What is expected -
Look for the word "phone" in the data below, and copy every line that holds it.

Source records
------------------------------------------------

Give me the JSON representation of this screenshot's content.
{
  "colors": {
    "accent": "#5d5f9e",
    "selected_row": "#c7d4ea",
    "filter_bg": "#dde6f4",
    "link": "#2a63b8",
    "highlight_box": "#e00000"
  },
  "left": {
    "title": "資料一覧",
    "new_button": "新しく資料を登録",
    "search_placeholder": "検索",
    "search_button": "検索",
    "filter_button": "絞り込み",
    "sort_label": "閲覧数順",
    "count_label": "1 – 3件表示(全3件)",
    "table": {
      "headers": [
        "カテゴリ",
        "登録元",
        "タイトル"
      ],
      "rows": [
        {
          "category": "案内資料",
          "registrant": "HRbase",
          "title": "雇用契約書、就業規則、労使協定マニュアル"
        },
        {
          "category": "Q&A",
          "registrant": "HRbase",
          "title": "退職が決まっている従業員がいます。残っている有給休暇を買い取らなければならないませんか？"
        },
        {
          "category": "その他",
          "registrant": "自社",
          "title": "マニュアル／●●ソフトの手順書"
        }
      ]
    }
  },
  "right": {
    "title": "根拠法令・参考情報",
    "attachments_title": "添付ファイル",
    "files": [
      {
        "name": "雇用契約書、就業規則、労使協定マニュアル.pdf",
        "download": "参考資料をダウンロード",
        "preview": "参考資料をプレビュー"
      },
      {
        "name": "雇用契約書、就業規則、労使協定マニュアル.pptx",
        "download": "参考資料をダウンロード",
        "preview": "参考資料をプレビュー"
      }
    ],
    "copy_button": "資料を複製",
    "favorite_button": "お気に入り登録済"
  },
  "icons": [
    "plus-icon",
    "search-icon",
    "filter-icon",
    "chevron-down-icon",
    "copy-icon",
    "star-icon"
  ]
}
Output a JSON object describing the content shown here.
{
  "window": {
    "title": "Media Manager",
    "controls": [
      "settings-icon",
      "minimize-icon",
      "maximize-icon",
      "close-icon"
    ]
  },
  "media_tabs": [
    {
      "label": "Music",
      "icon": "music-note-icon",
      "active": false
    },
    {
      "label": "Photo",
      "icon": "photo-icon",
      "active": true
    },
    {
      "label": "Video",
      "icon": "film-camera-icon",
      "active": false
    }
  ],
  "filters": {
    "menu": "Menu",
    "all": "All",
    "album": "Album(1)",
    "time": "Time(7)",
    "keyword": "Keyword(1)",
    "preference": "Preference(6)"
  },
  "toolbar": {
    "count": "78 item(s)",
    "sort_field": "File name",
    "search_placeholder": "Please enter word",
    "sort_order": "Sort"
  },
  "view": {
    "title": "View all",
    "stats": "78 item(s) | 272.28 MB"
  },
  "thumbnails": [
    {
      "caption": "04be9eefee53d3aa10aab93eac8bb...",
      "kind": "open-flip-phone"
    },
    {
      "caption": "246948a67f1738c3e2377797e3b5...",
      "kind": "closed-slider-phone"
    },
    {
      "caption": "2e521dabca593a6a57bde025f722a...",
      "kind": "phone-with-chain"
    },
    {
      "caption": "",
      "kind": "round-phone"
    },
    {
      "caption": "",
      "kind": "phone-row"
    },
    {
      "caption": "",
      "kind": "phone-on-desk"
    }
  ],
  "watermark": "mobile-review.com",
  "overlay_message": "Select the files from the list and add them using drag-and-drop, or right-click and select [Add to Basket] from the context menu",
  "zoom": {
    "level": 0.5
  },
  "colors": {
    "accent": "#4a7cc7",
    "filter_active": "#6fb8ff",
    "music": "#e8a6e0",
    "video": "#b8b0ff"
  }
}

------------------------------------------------

Solution to the exercise -
      "kind": "open-flip-phone"
      "kind": "closed-slider-phone"
      "kind": "phone-with-chain"
      "kind": "round-phone"
      "kind": "phone-row"
      "kind": "phone-on-desk"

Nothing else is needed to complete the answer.